Wine review — Shaw Vineyard Estate, Pewsey Vale, Skillogalee, Peter Lehmann, Grosset and Mount Horrocks

Shaw Vineyard Estate Isabella Riesling 2009 $28
Shaw vineyard, Murrumbateman, Canberra District, New South Wales
Almost two years after its release, Graeme Shaw’s delicious Isabella Riesling 2009 remains available at cellar door and on the wine list at Flint in the Vines – the restaurant adjoining the cellar door. This is where we reacquainted ourselves with Isabella, following the recent Murrumbateman field day. Cellar door manager Tanya Shaw, Graeme’s daughter, says it’s now their biggest seller – and little wonder. A couple of years’ bottle age adds another dimension to the mouth-watering lime-like flavour of this delightful wine. Made by Ken Helm and Graeme Shaw.

Pewsey Vale Riesling 2011 $16.15–$23
Pewsey Vale Vineyard, Eden Valley, South Australia
This gold medal winner at the recent International Wine Challenge, comes from the Hill-Smith family’s 50-hectare Pewsey Vale vineyard, located on the edge of the Eden Valley. Louisa Rose makes the wine just a few kilometres down the hill at the Yalumba Winery, Angaston, centre of the Hill-Smith wine operations. It’s a little softer than I’d expected from the cool vintage, but shows the season’s intense, delicate, citrusy flavours and bright fresh acidity. It’s a dry style and ready to drink now, but has the potential to evolve well in bottle for a decade or so.

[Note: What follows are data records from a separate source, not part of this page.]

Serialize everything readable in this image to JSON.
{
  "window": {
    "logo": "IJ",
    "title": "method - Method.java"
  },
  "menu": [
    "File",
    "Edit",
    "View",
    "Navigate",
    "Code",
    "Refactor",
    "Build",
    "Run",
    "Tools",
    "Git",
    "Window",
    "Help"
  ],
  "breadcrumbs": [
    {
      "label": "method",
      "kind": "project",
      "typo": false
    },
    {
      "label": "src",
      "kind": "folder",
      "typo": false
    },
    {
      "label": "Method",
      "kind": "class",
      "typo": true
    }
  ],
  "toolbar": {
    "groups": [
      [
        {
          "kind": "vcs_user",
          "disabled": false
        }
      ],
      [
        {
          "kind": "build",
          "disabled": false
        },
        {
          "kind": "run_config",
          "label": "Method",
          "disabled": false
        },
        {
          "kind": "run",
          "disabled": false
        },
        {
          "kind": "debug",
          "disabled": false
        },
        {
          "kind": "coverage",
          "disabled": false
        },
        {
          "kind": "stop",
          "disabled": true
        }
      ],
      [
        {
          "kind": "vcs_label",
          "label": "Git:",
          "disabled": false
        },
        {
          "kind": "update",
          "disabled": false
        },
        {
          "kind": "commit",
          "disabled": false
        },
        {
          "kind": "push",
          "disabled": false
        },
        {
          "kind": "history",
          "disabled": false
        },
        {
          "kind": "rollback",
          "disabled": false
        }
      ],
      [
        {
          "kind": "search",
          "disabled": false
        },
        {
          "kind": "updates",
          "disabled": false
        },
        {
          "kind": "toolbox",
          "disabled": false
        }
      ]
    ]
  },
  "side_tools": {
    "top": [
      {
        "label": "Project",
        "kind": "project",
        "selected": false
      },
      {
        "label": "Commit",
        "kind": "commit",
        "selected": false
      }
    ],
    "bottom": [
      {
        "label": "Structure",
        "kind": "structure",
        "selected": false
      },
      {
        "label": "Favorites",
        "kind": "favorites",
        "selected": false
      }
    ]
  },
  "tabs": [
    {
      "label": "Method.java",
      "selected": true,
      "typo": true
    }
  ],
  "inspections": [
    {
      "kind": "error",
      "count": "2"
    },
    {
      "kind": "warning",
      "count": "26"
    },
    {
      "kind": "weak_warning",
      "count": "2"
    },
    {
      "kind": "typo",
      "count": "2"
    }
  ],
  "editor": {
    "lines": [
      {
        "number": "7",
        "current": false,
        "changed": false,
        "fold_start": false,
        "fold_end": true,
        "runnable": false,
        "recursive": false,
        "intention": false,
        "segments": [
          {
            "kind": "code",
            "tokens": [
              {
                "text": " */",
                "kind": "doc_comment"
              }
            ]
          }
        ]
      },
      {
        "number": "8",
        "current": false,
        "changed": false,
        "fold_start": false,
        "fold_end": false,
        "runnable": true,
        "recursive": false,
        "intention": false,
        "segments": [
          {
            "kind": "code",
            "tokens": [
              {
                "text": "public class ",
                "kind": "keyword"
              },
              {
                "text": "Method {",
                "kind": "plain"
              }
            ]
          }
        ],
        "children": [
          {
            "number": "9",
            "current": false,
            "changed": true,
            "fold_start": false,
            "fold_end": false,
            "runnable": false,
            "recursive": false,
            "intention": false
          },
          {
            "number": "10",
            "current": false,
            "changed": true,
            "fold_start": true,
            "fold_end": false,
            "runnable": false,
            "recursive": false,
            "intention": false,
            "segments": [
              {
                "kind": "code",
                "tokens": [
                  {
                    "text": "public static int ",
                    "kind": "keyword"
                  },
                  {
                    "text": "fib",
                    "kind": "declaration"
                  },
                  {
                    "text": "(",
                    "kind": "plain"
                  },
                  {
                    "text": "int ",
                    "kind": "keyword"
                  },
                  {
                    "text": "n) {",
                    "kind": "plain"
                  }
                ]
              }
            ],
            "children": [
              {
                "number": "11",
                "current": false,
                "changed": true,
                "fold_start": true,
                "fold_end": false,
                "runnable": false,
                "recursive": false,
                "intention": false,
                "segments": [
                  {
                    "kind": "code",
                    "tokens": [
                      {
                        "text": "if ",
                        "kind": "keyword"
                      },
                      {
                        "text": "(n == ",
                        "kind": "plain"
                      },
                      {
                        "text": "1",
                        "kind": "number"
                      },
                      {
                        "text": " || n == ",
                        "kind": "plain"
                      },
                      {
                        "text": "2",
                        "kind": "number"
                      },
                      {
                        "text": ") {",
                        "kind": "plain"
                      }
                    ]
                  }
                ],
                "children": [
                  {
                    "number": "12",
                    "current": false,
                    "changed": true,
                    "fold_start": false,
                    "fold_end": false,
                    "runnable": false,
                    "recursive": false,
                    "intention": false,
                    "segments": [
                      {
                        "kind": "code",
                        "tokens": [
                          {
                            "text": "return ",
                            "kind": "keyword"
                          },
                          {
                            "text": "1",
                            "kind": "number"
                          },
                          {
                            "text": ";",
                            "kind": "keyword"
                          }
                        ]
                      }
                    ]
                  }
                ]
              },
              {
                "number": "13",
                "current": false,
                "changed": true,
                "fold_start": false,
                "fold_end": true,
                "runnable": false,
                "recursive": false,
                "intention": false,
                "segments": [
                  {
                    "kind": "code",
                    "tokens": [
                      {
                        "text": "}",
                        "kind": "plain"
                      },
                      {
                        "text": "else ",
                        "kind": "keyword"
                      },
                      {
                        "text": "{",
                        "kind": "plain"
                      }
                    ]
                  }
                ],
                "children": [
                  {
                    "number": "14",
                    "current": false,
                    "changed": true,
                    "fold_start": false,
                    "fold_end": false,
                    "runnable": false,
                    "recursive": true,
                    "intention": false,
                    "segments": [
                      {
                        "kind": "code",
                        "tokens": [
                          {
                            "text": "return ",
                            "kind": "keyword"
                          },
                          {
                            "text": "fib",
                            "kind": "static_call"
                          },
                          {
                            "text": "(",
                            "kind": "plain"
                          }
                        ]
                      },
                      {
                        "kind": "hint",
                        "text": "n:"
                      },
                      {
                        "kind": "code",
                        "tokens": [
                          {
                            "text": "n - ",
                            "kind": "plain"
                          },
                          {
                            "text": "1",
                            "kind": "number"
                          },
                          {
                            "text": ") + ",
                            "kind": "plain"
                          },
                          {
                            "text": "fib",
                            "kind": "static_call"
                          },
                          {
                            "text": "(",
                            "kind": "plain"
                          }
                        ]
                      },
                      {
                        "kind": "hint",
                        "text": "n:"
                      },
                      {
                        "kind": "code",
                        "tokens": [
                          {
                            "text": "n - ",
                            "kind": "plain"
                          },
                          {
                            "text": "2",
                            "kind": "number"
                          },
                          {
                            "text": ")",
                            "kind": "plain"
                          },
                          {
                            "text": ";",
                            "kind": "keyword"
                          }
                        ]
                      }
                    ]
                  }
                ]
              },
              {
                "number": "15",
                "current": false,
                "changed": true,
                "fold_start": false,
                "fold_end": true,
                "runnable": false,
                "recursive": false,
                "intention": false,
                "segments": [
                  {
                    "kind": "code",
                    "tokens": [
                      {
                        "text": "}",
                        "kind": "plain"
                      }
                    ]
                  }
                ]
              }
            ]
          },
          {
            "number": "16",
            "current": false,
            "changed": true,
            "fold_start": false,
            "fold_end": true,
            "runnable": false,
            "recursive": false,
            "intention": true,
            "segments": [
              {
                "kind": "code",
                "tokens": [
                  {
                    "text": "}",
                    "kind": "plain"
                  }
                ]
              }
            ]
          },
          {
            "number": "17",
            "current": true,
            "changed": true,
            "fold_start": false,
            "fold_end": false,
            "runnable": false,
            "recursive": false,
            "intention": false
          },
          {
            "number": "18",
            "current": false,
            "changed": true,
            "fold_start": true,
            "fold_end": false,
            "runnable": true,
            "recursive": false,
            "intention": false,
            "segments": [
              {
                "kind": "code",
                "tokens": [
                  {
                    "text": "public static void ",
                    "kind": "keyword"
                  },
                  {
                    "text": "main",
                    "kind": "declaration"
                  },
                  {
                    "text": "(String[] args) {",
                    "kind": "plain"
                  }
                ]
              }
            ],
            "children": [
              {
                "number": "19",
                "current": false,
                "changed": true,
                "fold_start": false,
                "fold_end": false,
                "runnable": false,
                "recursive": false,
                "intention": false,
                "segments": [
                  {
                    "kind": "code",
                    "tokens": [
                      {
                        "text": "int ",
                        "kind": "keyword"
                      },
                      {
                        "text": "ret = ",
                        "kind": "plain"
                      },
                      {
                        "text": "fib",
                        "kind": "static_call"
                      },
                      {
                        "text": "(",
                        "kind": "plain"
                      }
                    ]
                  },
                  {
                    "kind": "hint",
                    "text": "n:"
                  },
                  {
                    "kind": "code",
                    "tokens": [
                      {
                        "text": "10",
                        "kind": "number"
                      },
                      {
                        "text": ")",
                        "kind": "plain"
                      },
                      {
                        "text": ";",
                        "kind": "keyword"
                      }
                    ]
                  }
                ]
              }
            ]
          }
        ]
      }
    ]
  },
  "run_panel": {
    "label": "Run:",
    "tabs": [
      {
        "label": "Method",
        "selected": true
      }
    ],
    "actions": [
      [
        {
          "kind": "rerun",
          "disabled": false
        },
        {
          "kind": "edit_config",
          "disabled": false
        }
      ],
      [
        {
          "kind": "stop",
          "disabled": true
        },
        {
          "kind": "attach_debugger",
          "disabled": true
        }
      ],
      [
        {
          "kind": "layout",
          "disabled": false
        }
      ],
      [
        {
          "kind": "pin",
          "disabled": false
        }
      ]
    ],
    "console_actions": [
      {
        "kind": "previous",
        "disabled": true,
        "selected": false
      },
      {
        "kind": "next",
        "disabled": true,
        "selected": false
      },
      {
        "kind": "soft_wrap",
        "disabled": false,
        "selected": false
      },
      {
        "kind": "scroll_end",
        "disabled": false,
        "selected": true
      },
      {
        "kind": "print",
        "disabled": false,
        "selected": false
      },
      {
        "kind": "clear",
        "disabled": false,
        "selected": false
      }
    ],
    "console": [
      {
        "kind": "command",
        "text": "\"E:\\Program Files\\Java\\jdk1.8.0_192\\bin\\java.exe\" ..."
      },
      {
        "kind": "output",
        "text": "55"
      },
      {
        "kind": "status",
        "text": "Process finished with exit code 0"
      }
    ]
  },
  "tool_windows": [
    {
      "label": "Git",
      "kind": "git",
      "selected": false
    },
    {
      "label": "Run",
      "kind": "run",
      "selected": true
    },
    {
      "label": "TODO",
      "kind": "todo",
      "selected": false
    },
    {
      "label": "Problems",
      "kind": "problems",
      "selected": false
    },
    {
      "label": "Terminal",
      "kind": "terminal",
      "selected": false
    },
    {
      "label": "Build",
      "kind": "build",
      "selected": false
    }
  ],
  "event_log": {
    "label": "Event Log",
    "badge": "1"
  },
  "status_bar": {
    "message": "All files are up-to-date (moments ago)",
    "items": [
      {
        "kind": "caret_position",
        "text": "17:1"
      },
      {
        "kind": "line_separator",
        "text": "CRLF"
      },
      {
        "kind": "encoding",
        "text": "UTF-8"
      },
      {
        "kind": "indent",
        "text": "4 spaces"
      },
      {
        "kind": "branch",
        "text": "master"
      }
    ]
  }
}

Skillogalee Riesling 2011 $21–$24
Skillogalee Vineyard, Clare Valley, South Australia
With a lower pH and higher acidity than the Pewsey Vale riesling, Skillogalee, from the estate’s highest slopes (around 500 metres), shows a certain austerity. But under the acidity lie rich, deep riesling flavours and structure. These will surely build with bottle age as the youthful acerbity falls away. That drying acidity makes Skillogalee a good aperitif or oyster wine in its youth. The food matching options will expand over time as the wine fills out and softens.

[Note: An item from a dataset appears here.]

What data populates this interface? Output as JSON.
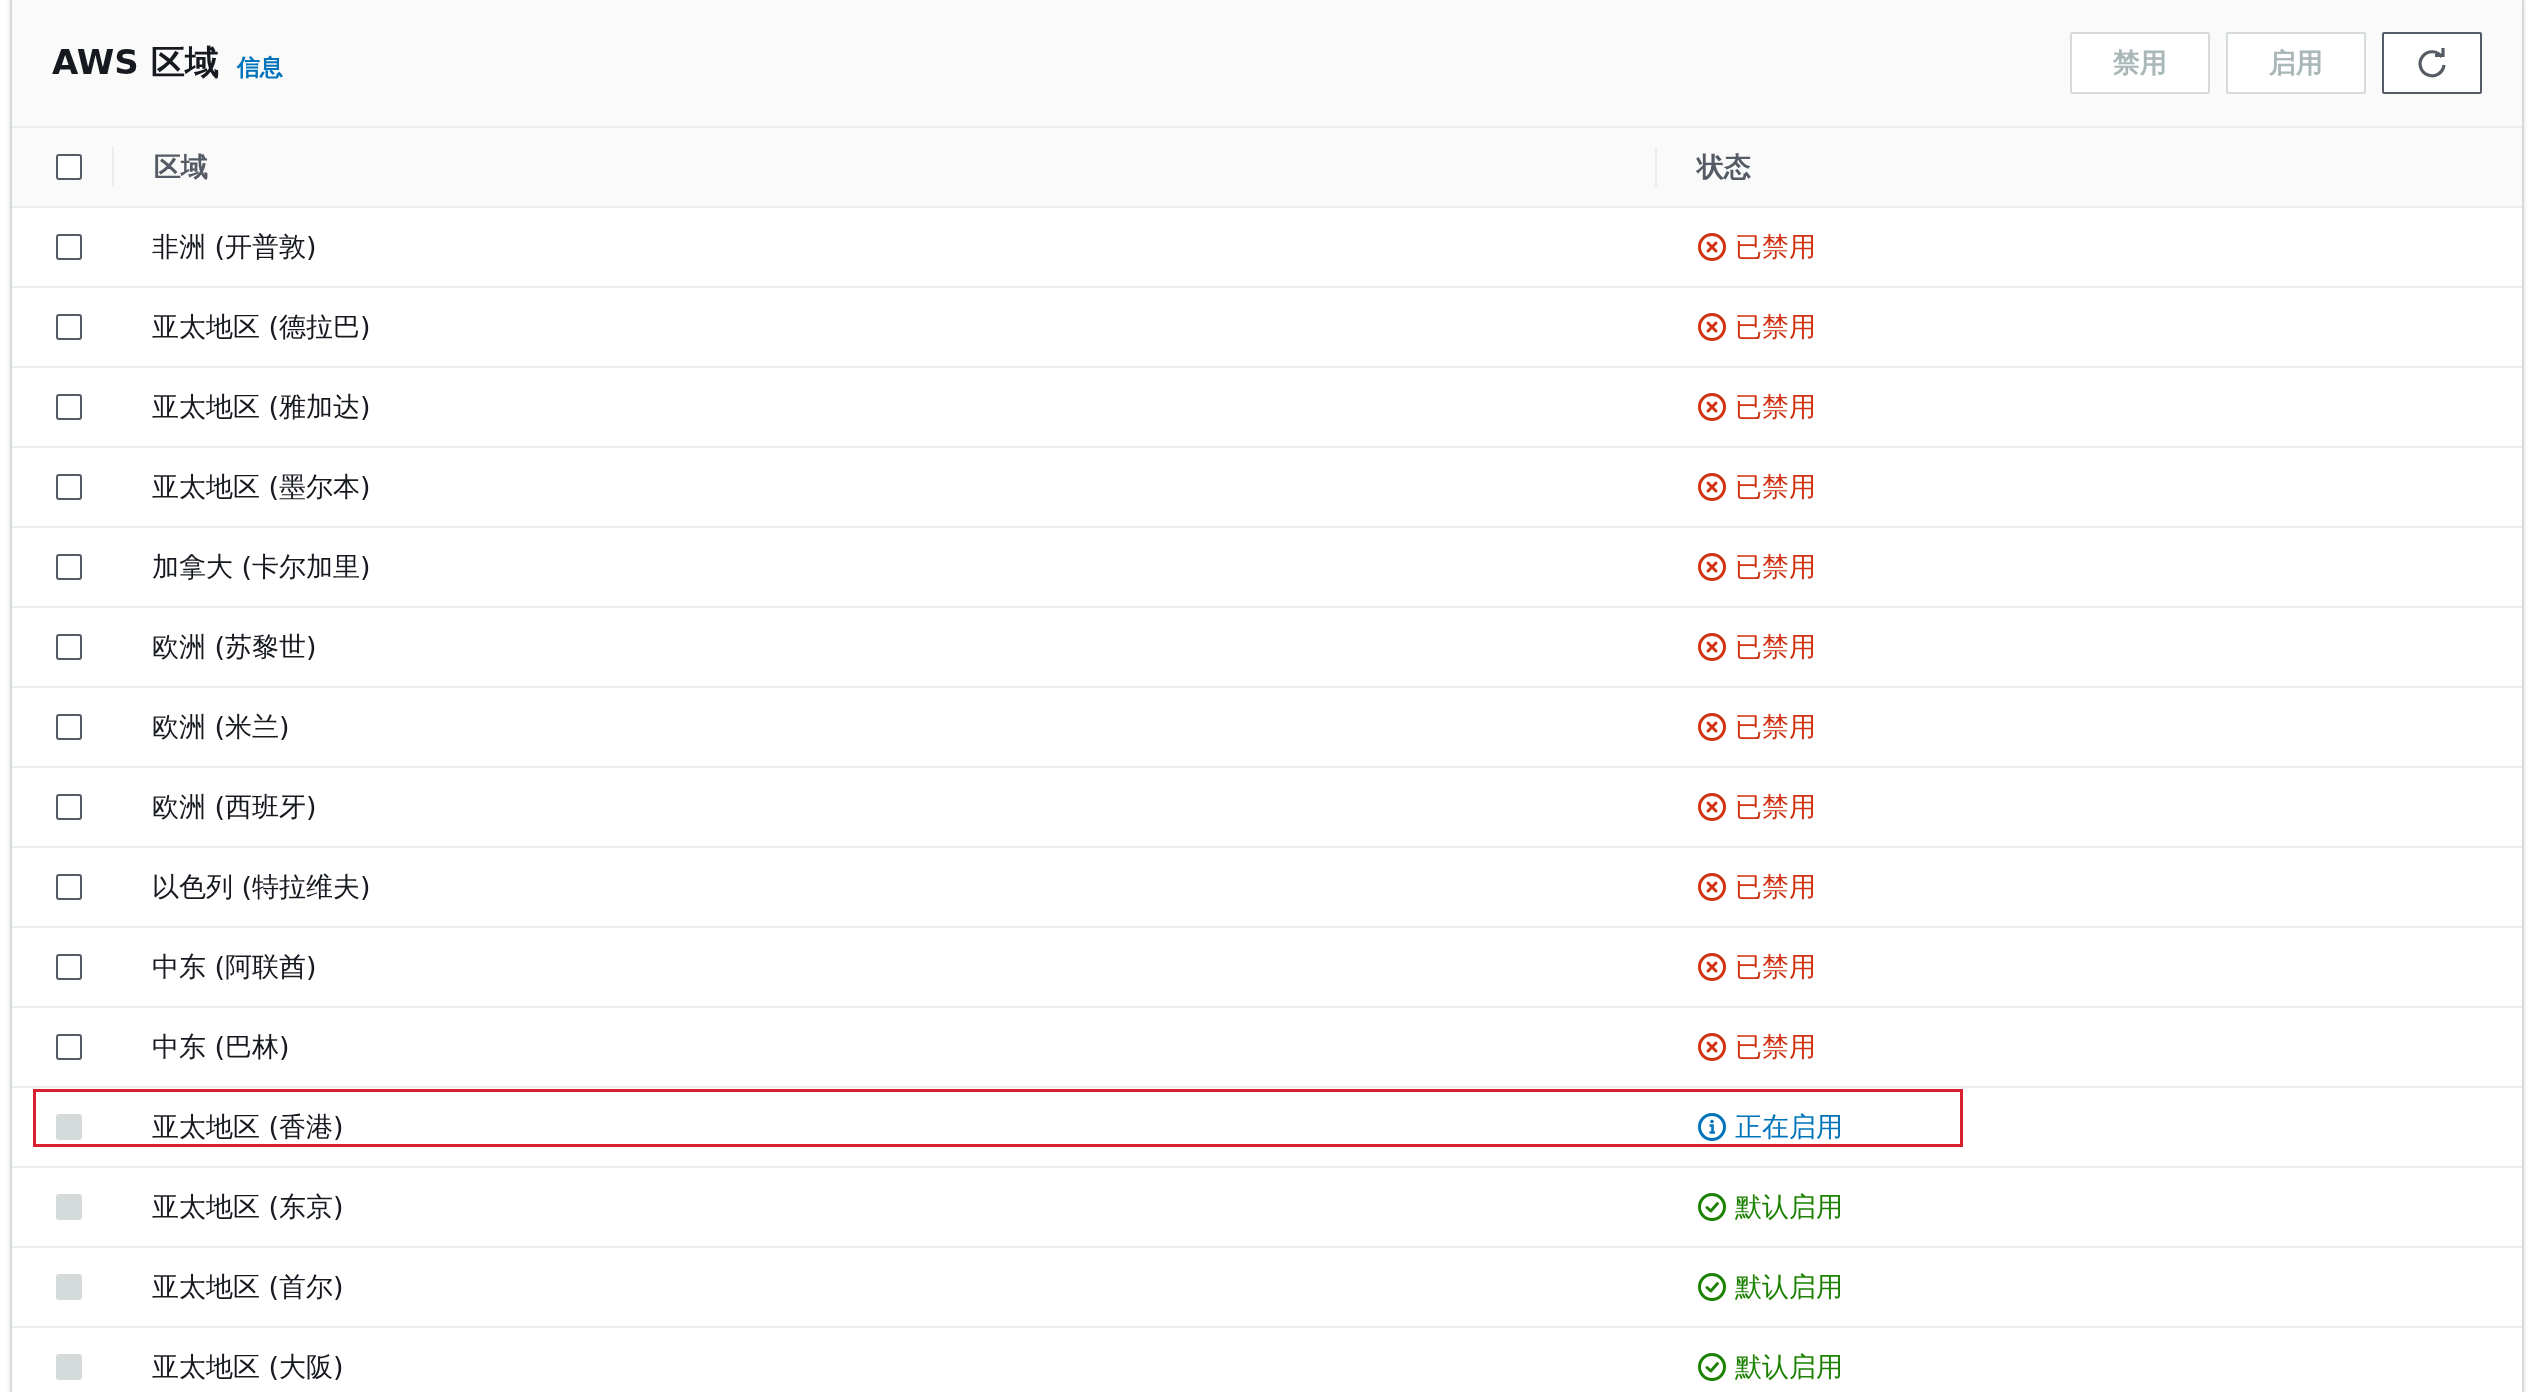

Peter Lehmann Dry Riesling 2011 $15.20–$18
Eden Valley, South Australia
Winemaker Andrew Wigan says he sourced material for this wine from six Eden Valley vineyards, the fruit all picked early, processed separately and blended later. This is the softest and least acidic of the rieslings reviewed here today, though not lacking the vibrant natural acidity that gives life to the very delicate fruit flavours. A touch of residual sugar (about seven grams per litre) nicely fills out the palate without adding overt sweetness. Soft, fruity freshness makes this a versatile drinking style. Enjoy now or over the next three or four years.

Grosset Off-Dry Riesling 2011 $32
Watervale, Clare Valley, South Australia
Largely as a response to high acidity, German winemakers learned to arrest fermentation, leaving unfermented grape sugar in their rieslings. The sugar offset the acidity, leaving delicate, low-alcohol, fruity wines of great freshness. The cold 2011 vintage in Australia created the conditions for comparable, though more alcoholic, styles here. Jeffrey Grosset demonstrates the style well. High, minerally acidity and tangy, lime-like varietal flavour sit well with a kiss of grape sugar and leave a really clean, refreshing, lingering finish. Will flourish with bottle age.

Mount Horrocks Cordon Cut Riesling 375ml $35
Clare Valley, South Australia
For the first time ever, Stephanie Toole’s benchmark sticky shows the extra luscious intensity and acidity caused by botrytis cinerea. Normally the wine’s a pure, sweet riesling, made from berries that shrivel on the vine as a result of the canes being cut. In 2011 botrytis leant a hand to this shrivelling process, noticeably influencing the flavour and structure. This extra dimension and intensity more than compensate for the slight step away from the wine’s usual pure, lime-like varietal character. Will probably cellar for decades.

Copyright © Chris Shanahan 2011
First published 26 October 2011 in The Canberra Times